● EXERCISE MATERIAL
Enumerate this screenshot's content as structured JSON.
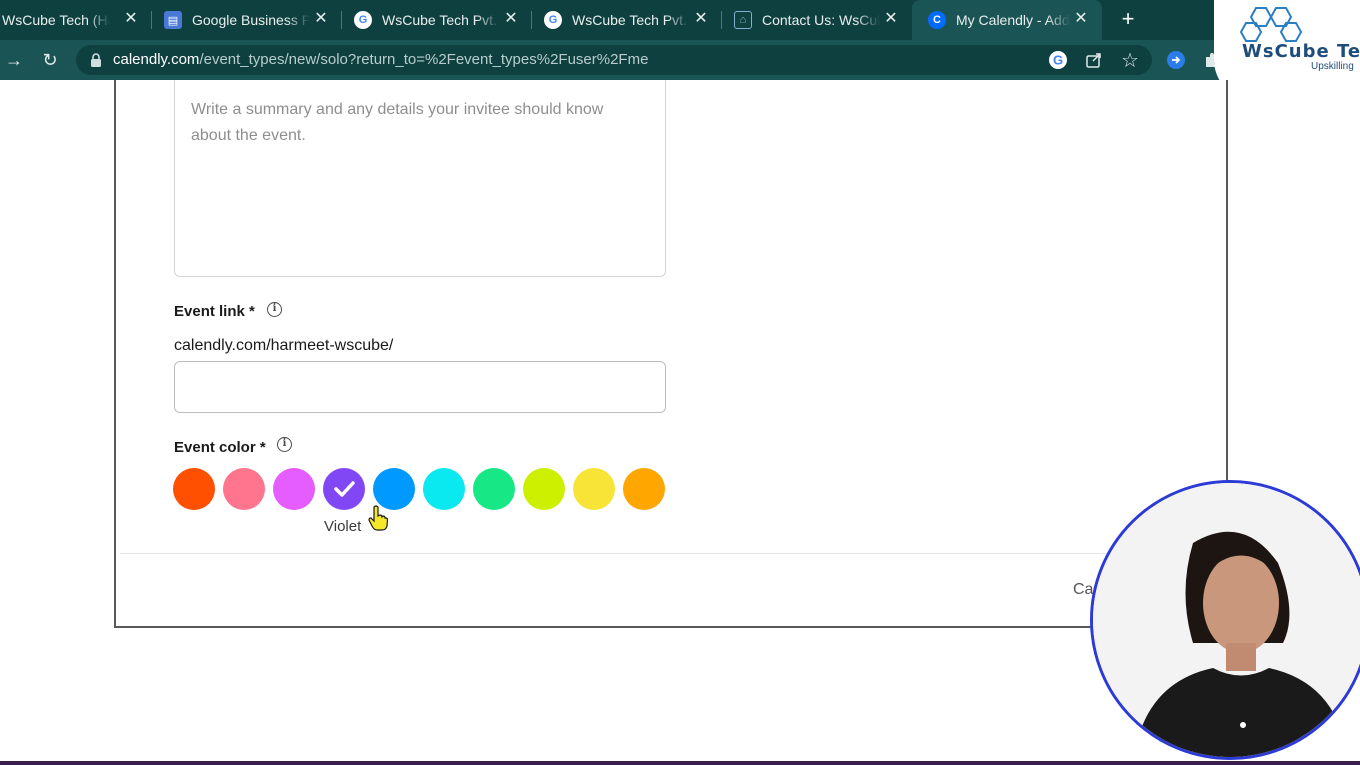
{
  "tabs": [
    {
      "title": "WsCube Tech (Harm",
      "favicon": "wscube-favicon",
      "active": false
    },
    {
      "title": "Google Business Pr",
      "favicon": "google-business-icon",
      "active": false
    },
    {
      "title": "WsCube Tech Pvt. L",
      "favicon": "google-icon",
      "active": false
    },
    {
      "title": "WsCube Tech Pvt. L",
      "favicon": "google-icon",
      "active": false
    },
    {
      "title": "Contact Us: WsCub",
      "favicon": "wscube-house-icon",
      "active": false
    },
    {
      "title": "My Calendly - Add",
      "favicon": "calendly-icon",
      "active": true
    }
  ],
  "address_bar": {
    "host": "calendly.com",
    "path": "/event_types/new/solo?return_to=%2Fevent_types%2Fuser%2Fme"
  },
  "overlay_logo": {
    "name": "WsCube Te",
    "tagline": "Upskilling"
  },
  "form": {
    "description_placeholder": "Write a summary and any details your invitee should know about the event.",
    "event_link_label": "Event link *",
    "event_link_prefix": "calendly.com/harmeet-wscube/",
    "event_link_value": "",
    "event_color_label": "Event color *",
    "colors": [
      {
        "name": "red-orange",
        "hex": "#ff4f00",
        "selected": false
      },
      {
        "name": "pink",
        "hex": "#ff758e",
        "selected": false
      },
      {
        "name": "magenta",
        "hex": "#e55cff",
        "selected": false
      },
      {
        "name": "Violet",
        "hex": "#8247f5",
        "selected": true
      },
      {
        "name": "blue",
        "hex": "#0099ff",
        "selected": false
      },
      {
        "name": "cyan",
        "hex": "#0ae8f0",
        "selected": false
      },
      {
        "name": "green",
        "hex": "#17e885",
        "selected": false
      },
      {
        "name": "lime",
        "hex": "#ccf000",
        "selected": false
      },
      {
        "name": "yellow",
        "hex": "#f8e436",
        "selected": false
      },
      {
        "name": "orange",
        "hex": "#ffa600",
        "selected": false
      }
    ],
    "selected_color_name": "Violet",
    "cancel_label": "Ca"
  }
}
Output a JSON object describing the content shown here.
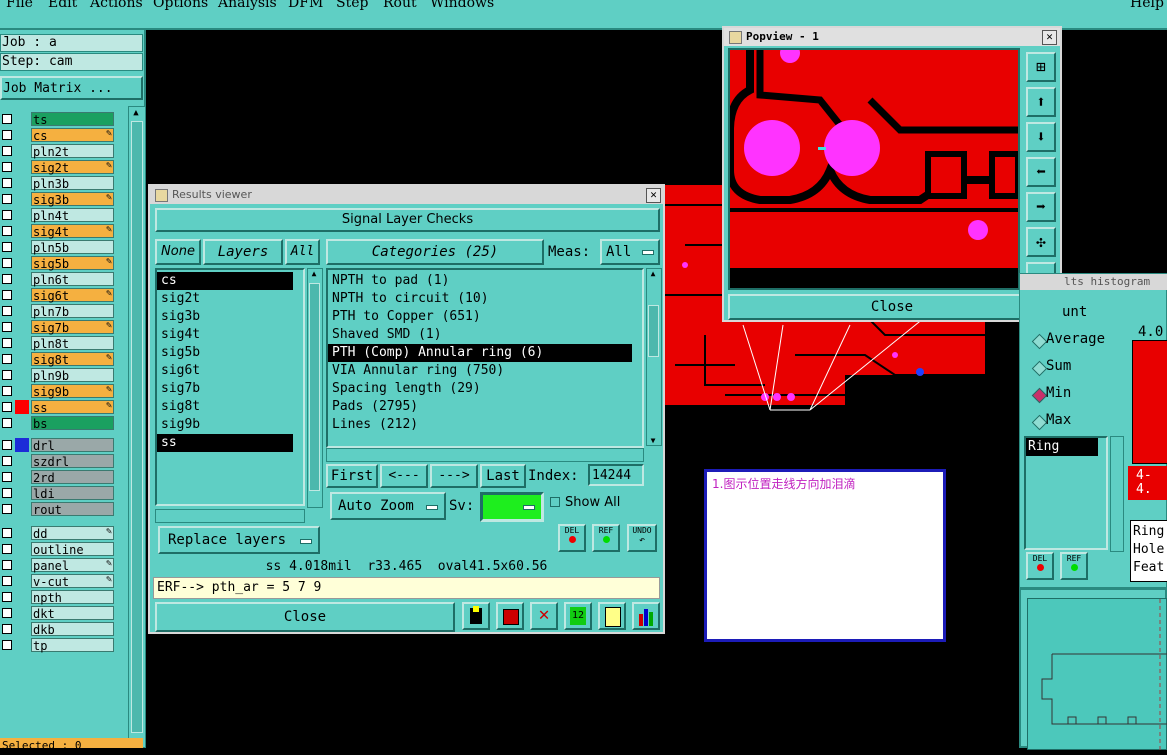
{
  "menubar": {
    "items": [
      "File",
      "Edit",
      "Actions",
      "Options",
      "Analysis",
      "DFM",
      "Step",
      "Rout",
      "Windows"
    ],
    "help": "Help"
  },
  "left_panel": {
    "job": "Job : a",
    "step": "Step: cam",
    "job_matrix": "Job Matrix ...",
    "layers": [
      {
        "name": "ts",
        "color": "#1aa060",
        "editable": false
      },
      {
        "name": "cs",
        "color": "#f5b040",
        "editable": true
      },
      {
        "name": "pln2t",
        "color": "#bfe8e2",
        "editable": false
      },
      {
        "name": "sig2t",
        "color": "#f5b040",
        "editable": true
      },
      {
        "name": "pln3b",
        "color": "#bfe8e2",
        "editable": false
      },
      {
        "name": "sig3b",
        "color": "#f5b040",
        "editable": true
      },
      {
        "name": "pln4t",
        "color": "#bfe8e2",
        "editable": false
      },
      {
        "name": "sig4t",
        "color": "#f5b040",
        "editable": true
      },
      {
        "name": "pln5b",
        "color": "#bfe8e2",
        "editable": false
      },
      {
        "name": "sig5b",
        "color": "#f5b040",
        "editable": true
      },
      {
        "name": "pln6t",
        "color": "#bfe8e2",
        "editable": false
      },
      {
        "name": "sig6t",
        "color": "#f5b040",
        "editable": true
      },
      {
        "name": "pln7b",
        "color": "#bfe8e2",
        "editable": false
      },
      {
        "name": "sig7b",
        "color": "#f5b040",
        "editable": true
      },
      {
        "name": "pln8t",
        "color": "#bfe8e2",
        "editable": false
      },
      {
        "name": "sig8t",
        "color": "#f5b040",
        "editable": true
      },
      {
        "name": "pln9b",
        "color": "#bfe8e2",
        "editable": false
      },
      {
        "name": "sig9b",
        "color": "#f5b040",
        "editable": true
      },
      {
        "name": "ss",
        "color": "#f5b040",
        "editable": true,
        "swatch": "#ff0000"
      },
      {
        "name": "bs",
        "color": "#1aa060",
        "editable": false
      },
      {
        "name": "drl",
        "color": "#9aa8a8",
        "editable": false,
        "swatch": "#1c2cd8"
      },
      {
        "name": "szdrl",
        "color": "#9aa8a8",
        "editable": false
      },
      {
        "name": "2rd",
        "color": "#9aa8a8",
        "editable": false
      },
      {
        "name": "ldi",
        "color": "#9aa8a8",
        "editable": false
      },
      {
        "name": "rout",
        "color": "#9aa8a8",
        "editable": false
      },
      {
        "name": "dd",
        "color": "#bfe8e2",
        "editable": true
      },
      {
        "name": "outline",
        "color": "#bfe8e2",
        "editable": false
      },
      {
        "name": "panel",
        "color": "#bfe8e2",
        "editable": true
      },
      {
        "name": "v-cut",
        "color": "#bfe8e2",
        "editable": true
      },
      {
        "name": "npth",
        "color": "#bfe8e2",
        "editable": false
      },
      {
        "name": "dkt",
        "color": "#bfe8e2",
        "editable": false
      },
      {
        "name": "dkb",
        "color": "#bfe8e2",
        "editable": false
      },
      {
        "name": "tp",
        "color": "#bfe8e2",
        "editable": false
      }
    ],
    "selected_count": "Selected : 0"
  },
  "results_viewer": {
    "title": "Results viewer",
    "header": "Signal Layer Checks",
    "none_btn": "None",
    "layers_btn": "Layers",
    "all_btn": "All",
    "layer_list": [
      "cs",
      "sig2t",
      "sig3b",
      "sig4t",
      "sig5b",
      "sig6t",
      "sig7b",
      "sig8t",
      "sig9b",
      "ss"
    ],
    "layer_selected": [
      "cs",
      "ss"
    ],
    "categories_btn": "Categories (25)",
    "meas_label": "Meas:",
    "meas_value": "All",
    "category_list": [
      "NPTH to pad (1)",
      "NPTH to circuit (10)",
      "PTH to Copper (651)",
      "Shaved SMD (1)",
      "PTH (Comp) Annular ring (6)",
      "VIA Annular ring (750)",
      "Spacing length (29)",
      "Pads (2795)",
      "Lines (212)"
    ],
    "category_selected": "PTH (Comp) Annular ring (6)",
    "first_btn": "First",
    "prev_btn": "<---",
    "next_btn": "--->",
    "last_btn": "Last",
    "index_label": "Index:",
    "index_value": "14244",
    "auto_zoom": "Auto Zoom",
    "sv_label": "Sv:",
    "show_all": "Show All",
    "replace_layers": "Replace layers",
    "del_label": "DEL",
    "ref_label": "REF",
    "undo_label": "UNDO",
    "status_line": "ss 4.018mil  r33.465  oval41.5x60.56",
    "erf_line": "ERF--> pth_ar = 5 7 9",
    "close": "Close",
    "icon_12": "12"
  },
  "popview": {
    "title": "Popview - 1",
    "close": "Close"
  },
  "note": {
    "text": "1.图示位置走线方向加泪滴",
    "color": "#c020c0"
  },
  "histogram": {
    "title": "lts histogram",
    "count_label": "unt",
    "radios": [
      "Average",
      "Sum",
      "Min",
      "Max"
    ],
    "selected_radio": "Min",
    "list_item": "Ring",
    "bar_value_label": "4.0",
    "range_label": "4-\n4.",
    "del_label": "DEL",
    "ref_label": "REF",
    "info_lines": [
      "Ring",
      "Hole",
      "Feat"
    ]
  },
  "colors": {
    "teal": "#5fcfc4",
    "light_teal": "#bfe8e2",
    "dark_teal": "#1e6e66",
    "pcb_red": "#e80000",
    "magenta": "#ff33ff",
    "orange": "#f5b040",
    "green_layer": "#1aa060"
  }
}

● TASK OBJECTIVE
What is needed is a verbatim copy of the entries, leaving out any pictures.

● YOUR SOLUTION
Enumerate this screenshot's content as structured JSON.
{
  "tabs": [
    {
      "title": "WsCube Tech (Harm",
      "favicon": "wscube-favicon",
      "active": false
    },
    {
      "title": "Google Business Pr",
      "favicon": "google-business-icon",
      "active": false
    },
    {
      "title": "WsCube Tech Pvt. L",
      "favicon": "google-icon",
      "active": false
    },
    {
      "title": "WsCube Tech Pvt. L",
      "favicon": "google-icon",
      "active": false
    },
    {
      "title": "Contact Us: WsCub",
      "favicon": "wscube-house-icon",
      "active": false
    },
    {
      "title": "My Calendly - Add",
      "favicon": "calendly-icon",
      "active": true
    }
  ],
  "address_bar": {
    "host": "calendly.com",
    "path": "/event_types/new/solo?return_to=%2Fevent_types%2Fuser%2Fme"
  },
  "overlay_logo": {
    "name": "WsCube Te",
    "tagline": "Upskilling"
  },
  "form": {
    "description_placeholder": "Write a summary and any details your invitee should know about the event.",
    "event_link_label": "Event link *",
    "event_link_prefix": "calendly.com/harmeet-wscube/",
    "event_link_value": "",
    "event_color_label": "Event color *",
    "colors": [
      {
        "name": "red-orange",
        "hex": "#ff4f00",
        "selected": false
      },
      {
        "name": "pink",
        "hex": "#ff758e",
        "selected": false
      },
      {
        "name": "magenta",
        "hex": "#e55cff",
        "selected": false
      },
      {
        "name": "Violet",
        "hex": "#8247f5",
        "selected": true
      },
      {
        "name": "blue",
        "hex": "#0099ff",
        "selected": false
      },
      {
        "name": "cyan",
        "hex": "#0ae8f0",
        "selected": false
      },
      {
        "name": "green",
        "hex": "#17e885",
        "selected": false
      },
      {
        "name": "lime",
        "hex": "#ccf000",
        "selected": false
      },
      {
        "name": "yellow",
        "hex": "#f8e436",
        "selected": false
      },
      {
        "name": "orange",
        "hex": "#ffa600",
        "selected": false
      }
    ],
    "selected_color_name": "Violet",
    "cancel_label": "Ca"
  }
}
Output a JSON object describing the content shown here.
{
  "menubar": {
    "items": [
      "File",
      "Edit",
      "Actions",
      "Options",
      "Analysis",
      "DFM",
      "Step",
      "Rout",
      "Windows"
    ],
    "help": "Help"
  },
  "left_panel": {
    "job": "Job : a",
    "step": "Step: cam",
    "job_matrix": "Job Matrix ...",
    "layers": [
      {
        "name": "ts",
        "color": "#1aa060",
        "editable": false
      },
      {
        "name": "cs",
        "color": "#f5b040",
        "editable": true
      },
      {
        "name": "pln2t",
        "color": "#bfe8e2",
        "editable": false
      },
      {
        "name": "sig2t",
        "color": "#f5b040",
        "editable": true
      },
      {
        "name": "pln3b",
        "color": "#bfe8e2",
        "editable": false
      },
      {
        "name": "sig3b",
        "color": "#f5b040",
        "editable": true
      },
      {
        "name": "pln4t",
        "color": "#bfe8e2",
        "editable": false
      },
      {
        "name": "sig4t",
        "color": "#f5b040",
        "editable": true
      },
      {
        "name": "pln5b",
        "color": "#bfe8e2",
        "editable": false
      },
      {
        "name": "sig5b",
        "color": "#f5b040",
        "editable": true
      },
      {
        "name": "pln6t",
        "color": "#bfe8e2",
        "editable": false
      },
      {
        "name": "sig6t",
        "color": "#f5b040",
        "editable": true
      },
      {
        "name": "pln7b",
        "color": "#bfe8e2",
        "editable": false
      },
      {
        "name": "sig7b",
        "color": "#f5b040",
        "editable": true
      },
      {
        "name": "pln8t",
        "color": "#bfe8e2",
        "editable": false
      },
      {
        "name": "sig8t",
        "color": "#f5b040",
        "editable": true
      },
      {
        "name": "pln9b",
        "color": "#bfe8e2",
        "editable": false
      },
      {
        "name": "sig9b",
        "color": "#f5b040",
        "editable": true
      },
      {
        "name": "ss",
        "color": "#f5b040",
        "editable": true,
        "swatch": "#ff0000"
      },
      {
        "name": "bs",
        "color": "#1aa060",
        "editable": false
      },
      {
        "name": "drl",
        "color": "#9aa8a8",
        "editable": false,
        "swatch": "#1c2cd8"
      },
      {
        "name": "szdrl",
        "color": "#9aa8a8",
        "editable": false
      },
      {
        "name": "2rd",
        "color": "#9aa8a8",
        "editable": false
      },
      {
        "name": "ldi",
        "color": "#9aa8a8",
        "editable": false
      },
      {
        "name": "rout",
        "color": "#9aa8a8",
        "editable": false
      },
      {
        "name": "dd",
        "color": "#bfe8e2",
        "editable": true
      },
      {
        "name": "outline",
        "color": "#bfe8e2",
        "editable": false
      },
      {
        "name": "panel",
        "color": "#bfe8e2",
        "editable": true
      },
      {
        "name": "v-cut",
        "color": "#bfe8e2",
        "editable": true
      },
      {
        "name": "npth",
        "color": "#bfe8e2",
        "editable": false
      },
      {
        "name": "dkt",
        "color": "#bfe8e2",
        "editable": false
      },
      {
        "name": "dkb",
        "color": "#bfe8e2",
        "editable": false
      },
      {
        "name": "tp",
        "color": "#bfe8e2",
        "editable": false
      }
    ],
    "selected_count": "Selected : 0"
  },
  "results_viewer": {
    "title": "Results viewer",
    "header": "Signal Layer Checks",
    "none_btn": "None",
    "layers_btn": "Layers",
    "all_btn": "All",
    "layer_list": [
      "cs",
      "sig2t",
      "sig3b",
      "sig4t",
      "sig5b",
      "sig6t",
      "sig7b",
      "sig8t",
      "sig9b",
      "ss"
    ],
    "layer_selected": [
      "cs",
      "ss"
    ],
    "categories_btn": "Categories (25)",
    "meas_label": "Meas:",
    "meas_value": "All",
    "category_list": [
      "NPTH to pad (1)",
      "NPTH to circuit (10)",
      "PTH to Copper (651)",
      "Shaved SMD (1)",
      "PTH (Comp) Annular ring (6)",
      "VIA Annular ring (750)",
      "Spacing length (29)",
      "Pads (2795)",
      "Lines (212)"
    ],
    "category_selected": "PTH (Comp) Annular ring (6)",
    "first_btn": "First",
    "prev_btn": "<---",
    "next_btn": "--->",
    "last_btn": "Last",
    "index_label": "Index:",
    "index_value": "14244",
    "auto_zoom": "Auto Zoom",
    "sv_label": "Sv:",
    "show_all": "Show All",
    "replace_layers": "Replace layers",
    "del_label": "DEL",
    "ref_label": "REF",
    "undo_label": "UNDO",
    "status_line": "ss 4.018mil  r33.465  oval41.5x60.56",
    "erf_line": "ERF--> pth_ar = 5 7 9",
    "close": "Close",
    "icon_12": "12"
  },
  "popview": {
    "title": "Popview - 1",
    "close": "Close"
  },
  "note": {
    "text": "1.图示位置走线方向加泪滴",
    "color": "#c020c0"
  },
  "histogram": {
    "title": "lts histogram",
    "count_label": "unt",
    "radios": [
      "Average",
      "Sum",
      "Min",
      "Max"
    ],
    "selected_radio": "Min",
    "list_item": "Ring",
    "bar_value_label": "4.0",
    "range_label": "4-\n4.",
    "del_label": "DEL",
    "ref_label": "REF",
    "info_lines": [
      "Ring",
      "Hole",
      "Feat"
    ]
  },
  "colors": {
    "teal": "#5fcfc4",
    "light_teal": "#bfe8e2",
    "dark_teal": "#1e6e66",
    "pcb_red": "#e80000",
    "magenta": "#ff33ff",
    "orange": "#f5b040",
    "green_layer": "#1aa060"
  }
}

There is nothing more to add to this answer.